WASHINGTON – (AP) Treasury officials announced today that submissions will be accepted in anticipation of its minting of one trillion-dollar platinum coin. “Though the administration has not indicated any intention to do so, the possibility warrants proper preparation,” a spokesman said Thursday morning.
At the moment, the White House has refused to comment on the idea, insisting that a deal will be reached before hitting the March deadline. “It is Congress’ responsibility to pay the bills of the United States… There is no alternative to Congress raising the debt ceiling,” responded a terse Jay Carney to reporters on Wednesday, when asked about the plan.
Which is not to say that it couldn’t happen. In an interview with Wired.com, former US Mint director Philip Diehl explains the likeliest scenario, should the decision to strike the coin be made. It would be a small coin – perhaps only an ounce in size – that would be transported to the Treasury after minting and used to pay off a trillion dollars’ worth of bills, thereby giving the federal government that much extra space from the debt ceiling.
The leading candidate so far for display on the coin is Speaker of the House John Boehner (R-OH), whose party’s legislative intransigence might be the catalyst for the coin’s production. Design ideas range from a simple profile of the congressman to a pastoral display depicting him bearing a flag and sheaf of wheat in each arm.
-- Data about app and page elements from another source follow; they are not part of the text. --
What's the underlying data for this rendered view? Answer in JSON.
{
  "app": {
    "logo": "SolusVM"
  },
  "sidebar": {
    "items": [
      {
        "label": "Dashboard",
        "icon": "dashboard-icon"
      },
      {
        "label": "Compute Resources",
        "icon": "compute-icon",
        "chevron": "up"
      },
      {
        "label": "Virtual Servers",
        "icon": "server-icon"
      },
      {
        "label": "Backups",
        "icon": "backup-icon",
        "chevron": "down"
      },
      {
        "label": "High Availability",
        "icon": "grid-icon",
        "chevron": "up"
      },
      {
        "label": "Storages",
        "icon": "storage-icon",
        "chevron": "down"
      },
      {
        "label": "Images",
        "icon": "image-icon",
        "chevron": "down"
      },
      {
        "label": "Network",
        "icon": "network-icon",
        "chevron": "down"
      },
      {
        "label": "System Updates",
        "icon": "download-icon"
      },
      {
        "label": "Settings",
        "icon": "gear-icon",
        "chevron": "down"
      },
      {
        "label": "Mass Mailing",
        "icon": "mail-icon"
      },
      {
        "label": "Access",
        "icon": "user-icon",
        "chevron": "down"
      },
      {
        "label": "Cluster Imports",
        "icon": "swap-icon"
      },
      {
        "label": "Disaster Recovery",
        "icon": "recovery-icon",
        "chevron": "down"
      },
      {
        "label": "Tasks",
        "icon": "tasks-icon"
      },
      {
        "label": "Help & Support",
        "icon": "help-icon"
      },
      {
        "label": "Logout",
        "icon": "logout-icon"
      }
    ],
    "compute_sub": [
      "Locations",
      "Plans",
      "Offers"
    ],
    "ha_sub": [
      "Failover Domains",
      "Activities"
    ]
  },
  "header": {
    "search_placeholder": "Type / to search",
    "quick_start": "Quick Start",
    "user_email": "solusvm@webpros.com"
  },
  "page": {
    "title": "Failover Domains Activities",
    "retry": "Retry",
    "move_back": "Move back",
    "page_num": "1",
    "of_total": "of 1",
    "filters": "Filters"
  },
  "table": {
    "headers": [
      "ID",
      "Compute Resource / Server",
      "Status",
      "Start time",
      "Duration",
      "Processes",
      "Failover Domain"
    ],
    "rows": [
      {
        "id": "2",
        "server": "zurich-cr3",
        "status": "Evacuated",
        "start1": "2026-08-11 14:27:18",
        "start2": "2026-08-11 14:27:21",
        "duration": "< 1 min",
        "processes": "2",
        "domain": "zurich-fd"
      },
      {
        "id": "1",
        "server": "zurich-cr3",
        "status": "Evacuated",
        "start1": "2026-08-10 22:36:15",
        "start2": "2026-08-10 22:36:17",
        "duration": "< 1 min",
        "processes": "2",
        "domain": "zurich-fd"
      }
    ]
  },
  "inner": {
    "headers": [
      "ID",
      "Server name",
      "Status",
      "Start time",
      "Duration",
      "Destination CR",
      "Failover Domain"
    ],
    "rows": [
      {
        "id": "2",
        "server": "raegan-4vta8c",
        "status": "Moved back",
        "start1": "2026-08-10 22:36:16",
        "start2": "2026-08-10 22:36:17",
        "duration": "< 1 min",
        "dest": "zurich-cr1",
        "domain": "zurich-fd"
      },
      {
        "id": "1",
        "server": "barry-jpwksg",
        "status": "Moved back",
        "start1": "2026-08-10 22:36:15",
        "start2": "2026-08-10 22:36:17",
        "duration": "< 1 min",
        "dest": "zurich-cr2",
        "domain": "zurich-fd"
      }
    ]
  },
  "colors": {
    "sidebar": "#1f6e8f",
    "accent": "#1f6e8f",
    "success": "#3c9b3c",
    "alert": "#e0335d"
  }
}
The traditional motto of “In God We Trust” would be excluded in favor of a more tongue in cheek inscription, “E Pluribus, UnumSolutio”.
Boehner was not pleased with the news. “The administration is crafting a tremendous fuck you, both to me and the American people. I sincerely hope this is not under consideration.”
What began as an internet joke has taken on a life of its own, with the economic ramifications of such a move being considered. Contrary to hype, the coin would not undermine the dollar or cause hyperinflation, as it would not be ‘dumped’ onto the economy. Especially among America’s political left, support for the plan has mushroomed to the same extent that it has drawn vehement opposition. One thing is for certain: Should Congress and the White House not be able to reach a conclusion to the debt ceiling discussions in March, the coin would be just another thread in the growing tapestry of polarization in American politics.
Submissions can be sent to:
United States Mint
Trillion Dollar Coin Design
801 9th Street, NW
Washington, DC 20220-0001